Dr. Kim joined VRC in early 2014. His research at the center entails stem cell investigation as it may apply to dental pulp regeneration. "So instead of doing traditional root canal therapy, we're moving toward the more cell-based therapy. That's one avenue that I'm looking at," he said.

Aside from his work on dental pulp regeneration and on xerostomia, he plans to continue pursuing research on fetal alcohol syndrome and alcohol addiction at VRC.

He and his collaborators ultimately hope to develop therapies and solutions to help developing babies and alcohol-addicted mothers.

Because there's no ethical way to research fetal alcohol syndrome in humans, stem cells provide the best alternative, according to Dr. Kim.
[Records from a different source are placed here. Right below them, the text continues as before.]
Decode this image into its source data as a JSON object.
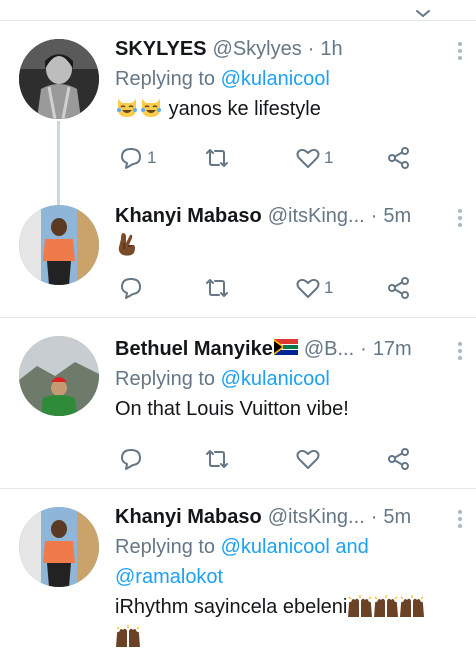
{
  "tweets": [
    {
      "name": "SKYLYES",
      "handle": "@Skylyes",
      "time": "1h",
      "reply_label": "Replying to",
      "reply_to": "@kulanicool",
      "text": "yanos ke lifestyle",
      "emoji": [
        "crying-laughing-cat-emoji",
        "crying-laughing-cat-emoji"
      ],
      "reply_count": "1",
      "retweet_count": "",
      "like_count": "1"
    },
    {
      "name": "Khanyi Mabaso",
      "handle": "@itsKing...",
      "time": "5m",
      "text": "",
      "emoji": [
        "crossed-fingers-emoji"
      ],
      "reply_count": "",
      "retweet_count": "",
      "like_count": "1"
    },
    {
      "name": "Bethuel Manyike",
      "flag": "south-africa-flag-emoji",
      "handle": "@B...",
      "time": "17m",
      "reply_label": "Replying to",
      "reply_to": "@kulanicool",
      "text": "On that Louis Vuitton vibe!",
      "reply_count": "",
      "retweet_count": "",
      "like_count": ""
    },
    {
      "name": "Khanyi Mabaso",
      "handle": "@itsKing...",
      "time": "5m",
      "reply_label": "Replying to",
      "reply_to": "@kulanicool and",
      "reply_to_2": "@ramalokot",
      "text": "iRhythm sayincela ebeleni",
      "emoji": [
        "raising-hands-emoji",
        "raising-hands-emoji",
        "raising-hands-emoji",
        "raising-hands-emoji",
        "raising-hands-emoji"
      ]
    }
  ],
  "separator": "·",
  "colors": {
    "link": "#1da1f2",
    "muted": "#657786",
    "divider": "#e1e8ed",
    "text": "#14171a"
  }
}
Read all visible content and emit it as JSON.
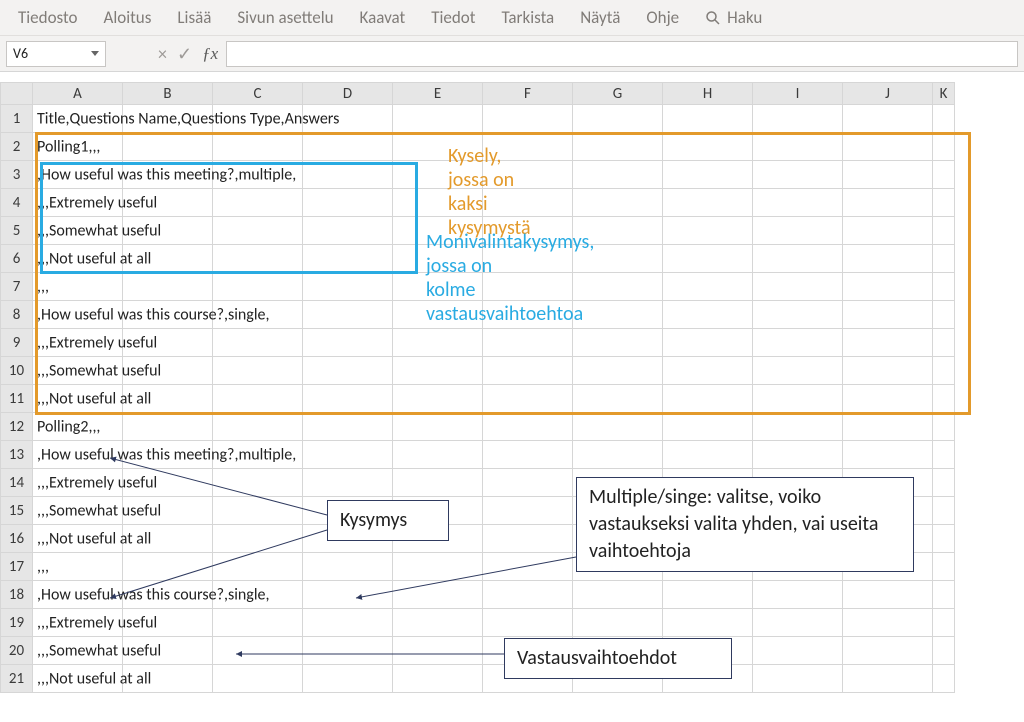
{
  "ribbon": {
    "tabs": [
      "Tiedosto",
      "Aloitus",
      "Lisää",
      "Sivun asettelu",
      "Kaavat",
      "Tiedot",
      "Tarkista",
      "Näytä",
      "Ohje"
    ],
    "search_label": "Haku"
  },
  "namebox": {
    "value": "V6"
  },
  "formula_bar": {
    "value": ""
  },
  "columns": [
    "A",
    "B",
    "C",
    "D",
    "E",
    "F",
    "G",
    "H",
    "I",
    "J",
    "K"
  ],
  "rows": [
    {
      "n": 1,
      "a": "Title,Questions Name,Questions Type,Answers"
    },
    {
      "n": 2,
      "a": "Polling1,,,"
    },
    {
      "n": 3,
      "a": ",How useful was this meeting?,multiple,"
    },
    {
      "n": 4,
      "a": ",,,Extremely useful"
    },
    {
      "n": 5,
      "a": ",,,Somewhat useful"
    },
    {
      "n": 6,
      "a": ",,,Not useful at all"
    },
    {
      "n": 7,
      "a": ",,,"
    },
    {
      "n": 8,
      "a": ",How useful was this course?,single,"
    },
    {
      "n": 9,
      "a": ",,,Extremely useful"
    },
    {
      "n": 10,
      "a": ",,,Somewhat useful"
    },
    {
      "n": 11,
      "a": ",,,Not useful at all"
    },
    {
      "n": 12,
      "a": "Polling2,,,"
    },
    {
      "n": 13,
      "a": ",How useful was this meeting?,multiple,"
    },
    {
      "n": 14,
      "a": ",,,Extremely useful"
    },
    {
      "n": 15,
      "a": ",,,Somewhat useful"
    },
    {
      "n": 16,
      "a": ",,,Not useful at all"
    },
    {
      "n": 17,
      "a": ",,,"
    },
    {
      "n": 18,
      "a": ",How useful was this course?,single,"
    },
    {
      "n": 19,
      "a": ",,,Extremely useful"
    },
    {
      "n": 20,
      "a": ",,,Somewhat useful"
    },
    {
      "n": 21,
      "a": ",,,Not useful at all"
    }
  ],
  "annotations": {
    "orange_text": "Kysely, jossa on kaksi kysymystä",
    "blue_text_line1": "Monivalintakysymys, jossa on",
    "blue_text_line2": "kolme vastausvaihtoehtoa",
    "box_kysymys": "Kysymys",
    "box_multiple": "Multiple/singe: valitse, voiko vastaukseksi valita yhden, vai useita vaihtoehtoja",
    "box_vastaus": "Vastausvaihtoehdot"
  },
  "colors": {
    "orange": "#E39A2B",
    "blue": "#29ABE2",
    "darknavy": "#2F3A5F"
  }
}
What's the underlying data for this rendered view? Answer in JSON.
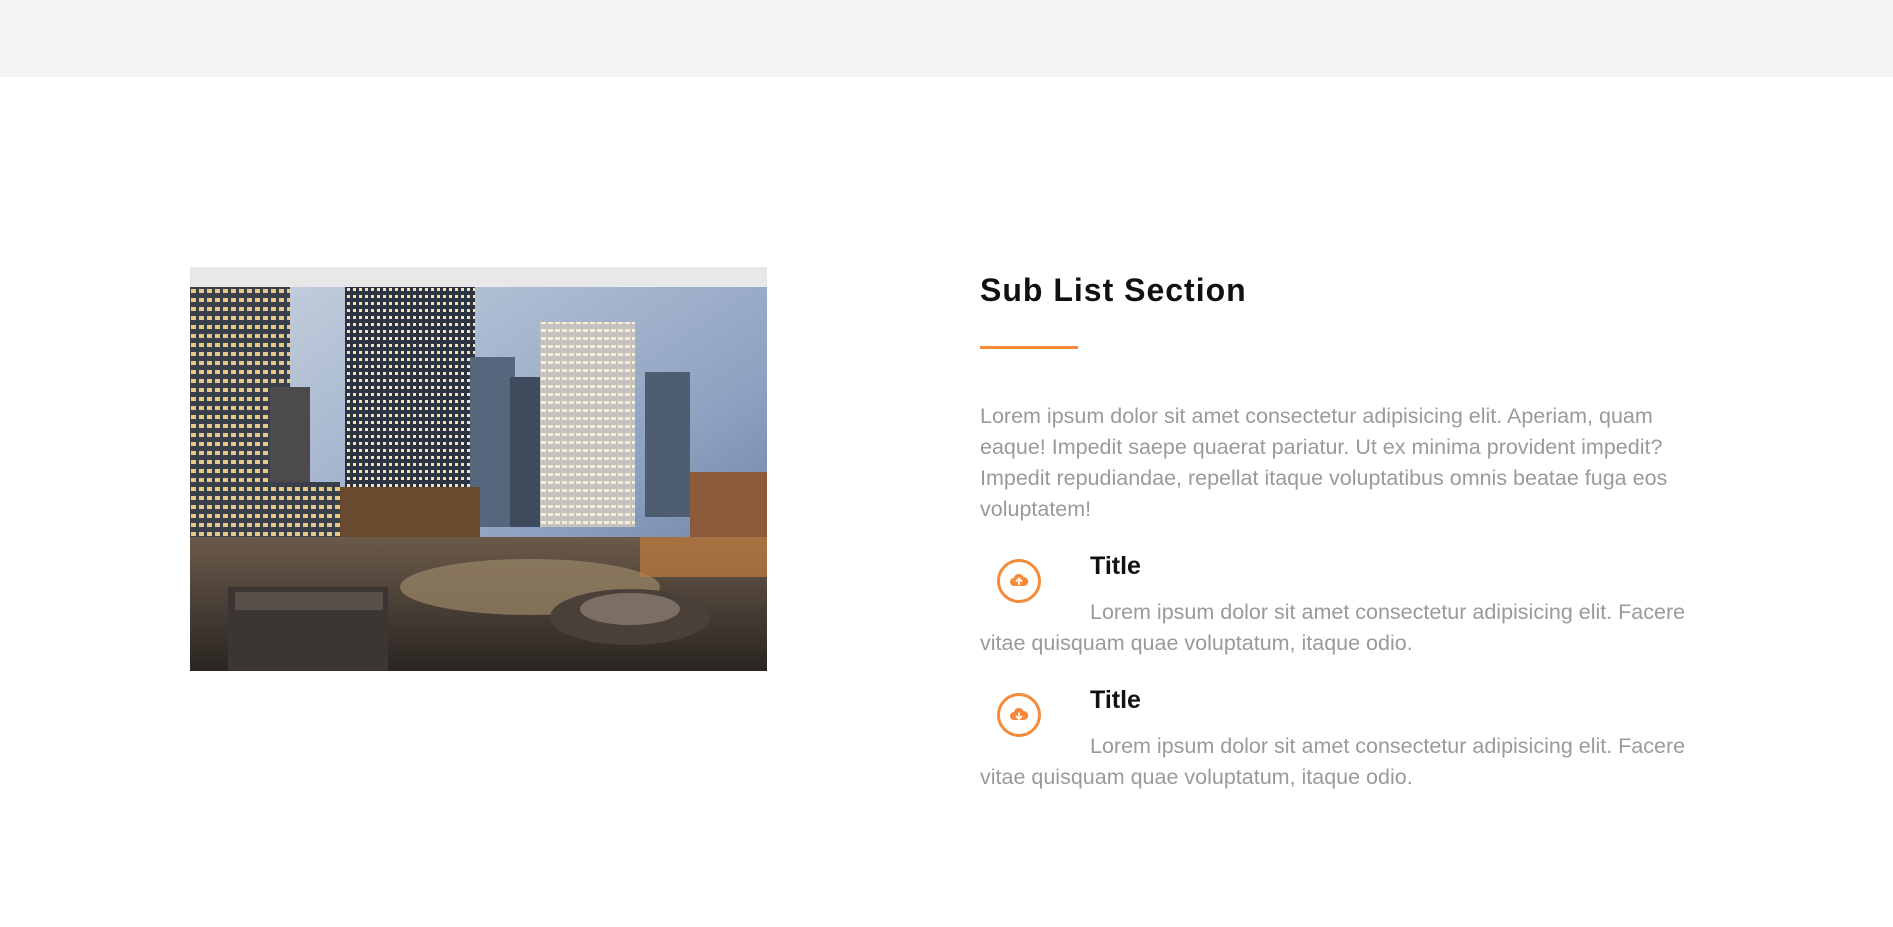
{
  "header": {},
  "image": {
    "alt_name": "city-skyline-photo"
  },
  "section": {
    "title": "Sub List Section",
    "intro": "Lorem ipsum dolor sit amet consectetur adipisicing elit. Aperiam, quam eaque! Impedit saepe quaerat pariatur. Ut ex minima provident impedit? Impedit repudiandae, repellat itaque voluptatibus omnis beatae fuga eos voluptatem!",
    "items": [
      {
        "icon": "cloud-upload-icon",
        "title": "Title",
        "description": "Lorem ipsum dolor sit amet consectetur adipisicing elit. Facere vitae quisquam quae voluptatum, itaque odio."
      },
      {
        "icon": "cloud-download-icon",
        "title": "Title",
        "description": "Lorem ipsum dolor sit amet consectetur adipisicing elit. Facere vitae quisquam quae voluptatum, itaque odio."
      }
    ]
  },
  "colors": {
    "accent": "#f48a3a",
    "muted_text": "#9a9a9a",
    "topbar": "#f4f4f4"
  }
}
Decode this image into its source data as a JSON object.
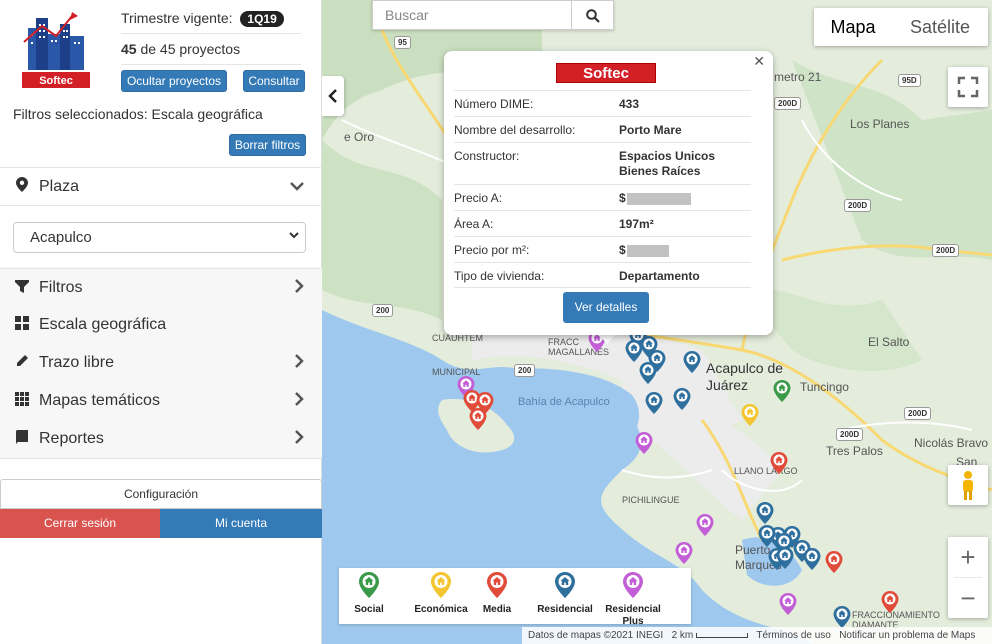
{
  "sidebar": {
    "trimestre_label": "Trimestre vigente:",
    "trimestre_value": "1Q19",
    "proyectos_visible": "45",
    "proyectos_rest": "de 45 proyectos",
    "btn_ocultar": "Ocultar proyectos",
    "btn_consultar": "Consultar",
    "filtros_sel": "Filtros seleccionados: Escala geográfica",
    "btn_borrar": "Borrar filtros",
    "plaza_label": "Plaza",
    "plaza_value": "Acapulco",
    "menu": [
      "Filtros",
      "Escala geográfica",
      "Trazo libre",
      "Mapas temáticos",
      "Reportes"
    ],
    "config_label": "Configuración",
    "logout_label": "Cerrar sesión",
    "account_label": "Mi cuenta",
    "logo_text": "Softec"
  },
  "map": {
    "search_placeholder": "Buscar",
    "maptype_map": "Mapa",
    "maptype_sat": "Satélite",
    "labels": {
      "acapulco": "Acapulco de Juárez",
      "bahia": "Bahía de Acapulco",
      "los_planes": "Los Planes",
      "el_salto": "El Salto",
      "tuncingo": "Tuncingo",
      "tres_palos": "Tres Palos",
      "nicolas": "Nicolás Bravo",
      "san_pe": "San Pe",
      "llano": "LLANO LARGO",
      "pichilingue": "PICHILINGUE",
      "puerto_marques": "Puerto Marqués",
      "cuauhtem": "CUAUHTEM",
      "municipal": "MUNICIPAL",
      "fracc_magallanes": "FRACC MAGALLANES",
      "de_oro": "e Oro",
      "metro21": "metro 21",
      "fracc_diamante": "FRACCIONAMIENTO DIAMANTE"
    },
    "shields": [
      "95",
      "95D",
      "200D",
      "200D",
      "200",
      "200",
      "200D",
      "200D",
      "200D"
    ],
    "footer": {
      "data": "Datos de mapas ©2021 INEGI",
      "scale": "2 km",
      "terms": "Términos de uso",
      "report": "Notificar un problema de Maps"
    }
  },
  "infowindow": {
    "logo_text": "Softec",
    "rows": [
      {
        "k": "Número DIME:",
        "v": "433"
      },
      {
        "k": "Nombre del desarrollo:",
        "v": "Porto Mare"
      },
      {
        "k": "Constructor:",
        "v": "Espacios Unicos Bienes Raíces"
      },
      {
        "k": "Precio A:",
        "v": "$"
      },
      {
        "k": "Área A:",
        "v": "197m²"
      },
      {
        "k": "Precio por m²:",
        "v": "$"
      },
      {
        "k": "Tipo de vivienda:",
        "v": "Departamento"
      }
    ],
    "btn": "Ver detalles"
  },
  "legend": [
    {
      "label": "Social",
      "color": "#3a9a4a"
    },
    {
      "label": "Económica",
      "color": "#f2c531"
    },
    {
      "label": "Media",
      "color": "#e04b3a"
    },
    {
      "label": "Residencial",
      "color": "#2e6f9e"
    },
    {
      "label": "Residencial Plus",
      "color": "#c35fd6"
    }
  ]
}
"We treated the stem cells with alcohol in different dosages and different time points," Dr. Kim said. "We performed genetic and epigenetic profiling on the alcohol treated stem cells. We found potential pathways that are involved in fetal alcohol syndrome. We are actually moving forward with the project, and we want to follow the pathways and see if we can come up with some type of therapeutic solution for fetal alcohol syndrome."

Dr. Kim became interested in stem cell research while pursuing doctoral studies at the University of California at Los Angeles.

"In the beginning, it was oral cancer that I was working on when I was going for my Ph.D.," he said. "Cancer and stem cell biology are very similar. Cancer is uncontrolled growth and stem cells have a unique ability to self-renew and also differentiate. So, in some cases, cancer is a lot like stem cells; it's just that it does not have proper brakes to stop itself. That's how I got into stem cells, and we're looking at different diseases, not just in the oral cavity but throughout the body."

He co-authored the Stem Cell Research manuscript with Omar Khalid, Ph.D., who is an expert in bioinformatics and his collaborator on upcoming VRC alcohol addiction research projects.

UCLA researchers and leaders in human genetics, alcohol addiction, and stem cell biology, Steve Horvath, Ph.D.; Igor Spigelman, Ph.D.; and Yong Kim, Ph.D., also made significant contributions to the research and article published in Stem Cell Research.

Grants from the National Institutes of Health/National Institute of Dental and Craniofacial Research and National Institute on Alcohol Abuse and Alcoholism supported the research.

To view the article online, visit The article will appear in the May print edition of Stem Cell Research.